WHAT IS REQUIRED: Every line below containing the word "heading" should be found and copied.

DATA TO PROCESS:
BEGIN

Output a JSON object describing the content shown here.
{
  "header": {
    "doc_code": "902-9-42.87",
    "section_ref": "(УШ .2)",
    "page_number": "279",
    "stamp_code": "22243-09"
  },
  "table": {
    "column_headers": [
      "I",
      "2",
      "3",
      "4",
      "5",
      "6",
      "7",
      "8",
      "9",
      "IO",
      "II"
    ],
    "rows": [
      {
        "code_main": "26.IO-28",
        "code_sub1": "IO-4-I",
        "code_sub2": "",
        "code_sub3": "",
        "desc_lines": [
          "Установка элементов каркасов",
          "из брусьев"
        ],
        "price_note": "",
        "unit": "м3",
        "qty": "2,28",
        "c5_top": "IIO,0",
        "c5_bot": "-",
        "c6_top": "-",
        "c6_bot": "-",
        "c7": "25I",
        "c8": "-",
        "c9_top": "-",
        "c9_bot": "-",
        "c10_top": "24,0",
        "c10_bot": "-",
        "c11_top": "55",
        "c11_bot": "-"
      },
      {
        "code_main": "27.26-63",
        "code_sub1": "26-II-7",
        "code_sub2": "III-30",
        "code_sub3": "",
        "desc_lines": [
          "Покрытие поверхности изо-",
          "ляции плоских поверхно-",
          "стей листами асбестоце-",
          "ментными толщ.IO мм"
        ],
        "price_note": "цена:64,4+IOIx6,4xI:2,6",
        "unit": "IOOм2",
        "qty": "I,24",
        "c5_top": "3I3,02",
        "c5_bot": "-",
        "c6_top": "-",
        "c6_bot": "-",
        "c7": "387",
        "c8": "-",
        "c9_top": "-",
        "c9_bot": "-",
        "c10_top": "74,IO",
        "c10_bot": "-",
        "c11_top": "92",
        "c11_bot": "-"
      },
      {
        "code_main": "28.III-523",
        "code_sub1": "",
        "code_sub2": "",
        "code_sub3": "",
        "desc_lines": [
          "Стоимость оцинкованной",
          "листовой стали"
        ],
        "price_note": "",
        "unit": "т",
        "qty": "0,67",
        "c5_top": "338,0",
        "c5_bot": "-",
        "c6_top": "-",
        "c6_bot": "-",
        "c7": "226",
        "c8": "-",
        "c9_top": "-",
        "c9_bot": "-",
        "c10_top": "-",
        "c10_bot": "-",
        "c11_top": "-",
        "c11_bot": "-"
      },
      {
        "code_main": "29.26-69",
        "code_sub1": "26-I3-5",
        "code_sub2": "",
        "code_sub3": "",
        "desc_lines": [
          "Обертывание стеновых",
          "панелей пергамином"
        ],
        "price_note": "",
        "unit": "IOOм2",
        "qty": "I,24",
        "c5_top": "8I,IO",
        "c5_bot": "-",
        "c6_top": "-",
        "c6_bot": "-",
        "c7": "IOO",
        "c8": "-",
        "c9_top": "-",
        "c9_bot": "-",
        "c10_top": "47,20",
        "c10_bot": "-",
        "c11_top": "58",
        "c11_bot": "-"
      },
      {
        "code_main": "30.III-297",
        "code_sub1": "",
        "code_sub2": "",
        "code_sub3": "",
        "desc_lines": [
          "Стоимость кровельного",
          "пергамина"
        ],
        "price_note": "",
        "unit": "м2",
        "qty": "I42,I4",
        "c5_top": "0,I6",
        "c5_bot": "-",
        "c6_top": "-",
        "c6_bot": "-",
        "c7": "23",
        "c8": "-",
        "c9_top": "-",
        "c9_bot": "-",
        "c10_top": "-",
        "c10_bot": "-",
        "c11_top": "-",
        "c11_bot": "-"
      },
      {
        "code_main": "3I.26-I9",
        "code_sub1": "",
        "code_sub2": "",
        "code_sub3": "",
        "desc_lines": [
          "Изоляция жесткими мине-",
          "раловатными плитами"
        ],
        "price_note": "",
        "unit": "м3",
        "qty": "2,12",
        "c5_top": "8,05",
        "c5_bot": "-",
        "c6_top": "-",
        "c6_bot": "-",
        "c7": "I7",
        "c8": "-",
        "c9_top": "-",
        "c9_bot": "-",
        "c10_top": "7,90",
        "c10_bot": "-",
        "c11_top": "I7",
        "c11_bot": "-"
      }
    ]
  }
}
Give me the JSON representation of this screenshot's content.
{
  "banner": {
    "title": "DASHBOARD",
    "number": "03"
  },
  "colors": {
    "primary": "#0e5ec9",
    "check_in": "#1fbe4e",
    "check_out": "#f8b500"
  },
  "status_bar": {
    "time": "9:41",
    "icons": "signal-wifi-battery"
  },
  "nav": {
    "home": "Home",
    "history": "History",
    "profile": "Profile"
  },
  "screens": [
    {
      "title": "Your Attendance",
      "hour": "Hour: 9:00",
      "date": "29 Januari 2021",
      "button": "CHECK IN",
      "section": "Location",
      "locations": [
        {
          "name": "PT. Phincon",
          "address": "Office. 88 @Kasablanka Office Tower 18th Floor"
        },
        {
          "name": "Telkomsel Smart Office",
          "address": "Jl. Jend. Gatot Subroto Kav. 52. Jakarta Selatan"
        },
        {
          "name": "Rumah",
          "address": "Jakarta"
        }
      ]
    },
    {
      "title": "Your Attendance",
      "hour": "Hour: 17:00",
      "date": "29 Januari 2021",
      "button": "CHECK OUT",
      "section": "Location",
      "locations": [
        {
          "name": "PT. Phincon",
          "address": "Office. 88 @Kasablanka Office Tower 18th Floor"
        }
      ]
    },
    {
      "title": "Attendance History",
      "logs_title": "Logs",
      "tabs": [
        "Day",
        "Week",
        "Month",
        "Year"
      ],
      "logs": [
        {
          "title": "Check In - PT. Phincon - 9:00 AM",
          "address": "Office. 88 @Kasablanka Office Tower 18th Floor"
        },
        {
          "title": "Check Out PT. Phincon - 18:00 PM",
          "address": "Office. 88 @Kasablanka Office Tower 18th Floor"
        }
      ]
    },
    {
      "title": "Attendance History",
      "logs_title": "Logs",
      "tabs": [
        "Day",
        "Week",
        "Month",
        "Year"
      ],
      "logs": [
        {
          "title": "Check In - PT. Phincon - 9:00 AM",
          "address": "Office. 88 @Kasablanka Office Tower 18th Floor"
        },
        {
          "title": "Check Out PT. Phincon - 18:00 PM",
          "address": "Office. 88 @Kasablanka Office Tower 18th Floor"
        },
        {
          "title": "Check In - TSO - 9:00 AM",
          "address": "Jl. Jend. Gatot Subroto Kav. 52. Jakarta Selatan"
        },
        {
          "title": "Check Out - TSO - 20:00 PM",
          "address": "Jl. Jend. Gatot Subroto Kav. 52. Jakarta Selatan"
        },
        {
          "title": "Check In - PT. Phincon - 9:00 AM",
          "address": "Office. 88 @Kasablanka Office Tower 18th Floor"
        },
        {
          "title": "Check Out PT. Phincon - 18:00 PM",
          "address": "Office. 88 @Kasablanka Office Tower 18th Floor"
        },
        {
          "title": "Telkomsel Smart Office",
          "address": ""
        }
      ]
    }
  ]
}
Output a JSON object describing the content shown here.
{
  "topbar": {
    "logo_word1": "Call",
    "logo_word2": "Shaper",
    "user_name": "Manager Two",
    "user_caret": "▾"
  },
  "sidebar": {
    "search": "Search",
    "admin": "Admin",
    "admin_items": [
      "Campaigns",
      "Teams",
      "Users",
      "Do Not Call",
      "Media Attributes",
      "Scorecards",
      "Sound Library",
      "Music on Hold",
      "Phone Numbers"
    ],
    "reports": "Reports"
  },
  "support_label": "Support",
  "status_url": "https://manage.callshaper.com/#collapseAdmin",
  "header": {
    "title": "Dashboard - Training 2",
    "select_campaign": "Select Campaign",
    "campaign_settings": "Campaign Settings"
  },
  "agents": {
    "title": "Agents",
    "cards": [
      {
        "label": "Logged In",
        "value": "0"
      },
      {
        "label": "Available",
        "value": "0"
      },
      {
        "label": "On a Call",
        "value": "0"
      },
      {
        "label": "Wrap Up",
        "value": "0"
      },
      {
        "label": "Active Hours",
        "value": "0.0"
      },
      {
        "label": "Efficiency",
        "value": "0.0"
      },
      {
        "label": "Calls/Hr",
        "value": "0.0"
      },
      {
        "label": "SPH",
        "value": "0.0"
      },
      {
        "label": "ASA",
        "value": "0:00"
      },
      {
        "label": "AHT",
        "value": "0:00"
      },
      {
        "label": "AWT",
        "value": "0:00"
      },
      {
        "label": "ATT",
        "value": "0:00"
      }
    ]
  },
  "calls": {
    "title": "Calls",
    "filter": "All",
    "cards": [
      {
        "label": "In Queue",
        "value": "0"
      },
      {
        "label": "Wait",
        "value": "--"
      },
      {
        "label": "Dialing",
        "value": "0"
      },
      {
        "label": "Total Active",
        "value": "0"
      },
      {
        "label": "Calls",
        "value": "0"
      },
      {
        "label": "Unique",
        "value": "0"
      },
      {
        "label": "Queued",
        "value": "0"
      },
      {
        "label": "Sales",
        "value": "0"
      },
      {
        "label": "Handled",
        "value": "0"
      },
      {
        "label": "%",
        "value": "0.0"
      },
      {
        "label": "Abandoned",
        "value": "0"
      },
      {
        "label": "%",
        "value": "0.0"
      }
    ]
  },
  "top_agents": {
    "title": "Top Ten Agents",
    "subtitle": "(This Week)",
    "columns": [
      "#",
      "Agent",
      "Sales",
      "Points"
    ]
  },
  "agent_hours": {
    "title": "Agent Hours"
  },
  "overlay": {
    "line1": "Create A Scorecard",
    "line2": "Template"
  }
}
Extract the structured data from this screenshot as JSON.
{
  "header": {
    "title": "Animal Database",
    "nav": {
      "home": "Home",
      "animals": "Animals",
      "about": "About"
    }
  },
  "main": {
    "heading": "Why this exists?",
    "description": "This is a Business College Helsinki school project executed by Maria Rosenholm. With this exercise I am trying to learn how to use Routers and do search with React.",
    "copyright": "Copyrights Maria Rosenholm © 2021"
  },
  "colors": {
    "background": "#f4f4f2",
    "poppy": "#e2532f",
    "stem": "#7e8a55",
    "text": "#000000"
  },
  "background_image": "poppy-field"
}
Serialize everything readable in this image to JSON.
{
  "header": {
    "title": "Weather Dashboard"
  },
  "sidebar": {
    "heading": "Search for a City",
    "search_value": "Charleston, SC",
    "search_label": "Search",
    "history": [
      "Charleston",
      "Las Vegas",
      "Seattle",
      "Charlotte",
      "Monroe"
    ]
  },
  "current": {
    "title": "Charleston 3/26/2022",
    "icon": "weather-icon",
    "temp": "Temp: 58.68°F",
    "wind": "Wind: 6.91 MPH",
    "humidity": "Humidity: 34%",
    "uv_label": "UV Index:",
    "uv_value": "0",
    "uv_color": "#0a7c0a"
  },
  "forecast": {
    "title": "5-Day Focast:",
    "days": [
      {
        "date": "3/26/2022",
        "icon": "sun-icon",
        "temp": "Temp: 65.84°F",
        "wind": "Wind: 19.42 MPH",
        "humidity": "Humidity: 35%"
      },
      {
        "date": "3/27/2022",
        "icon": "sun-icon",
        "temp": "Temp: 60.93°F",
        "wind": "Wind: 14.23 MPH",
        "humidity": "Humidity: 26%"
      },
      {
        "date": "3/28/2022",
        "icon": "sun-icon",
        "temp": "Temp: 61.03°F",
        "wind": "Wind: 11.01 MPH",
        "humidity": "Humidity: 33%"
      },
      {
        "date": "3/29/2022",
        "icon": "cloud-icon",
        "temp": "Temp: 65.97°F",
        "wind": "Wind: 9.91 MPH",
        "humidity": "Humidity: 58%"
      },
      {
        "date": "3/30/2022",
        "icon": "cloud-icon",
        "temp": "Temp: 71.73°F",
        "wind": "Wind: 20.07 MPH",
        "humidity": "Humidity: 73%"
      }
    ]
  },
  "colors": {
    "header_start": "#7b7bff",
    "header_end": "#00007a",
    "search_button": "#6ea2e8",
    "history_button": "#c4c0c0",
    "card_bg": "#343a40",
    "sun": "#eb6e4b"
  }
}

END

EXERCISE OUTPUT:
    "heading": "Why this exists?",
    "heading": "Search for a City",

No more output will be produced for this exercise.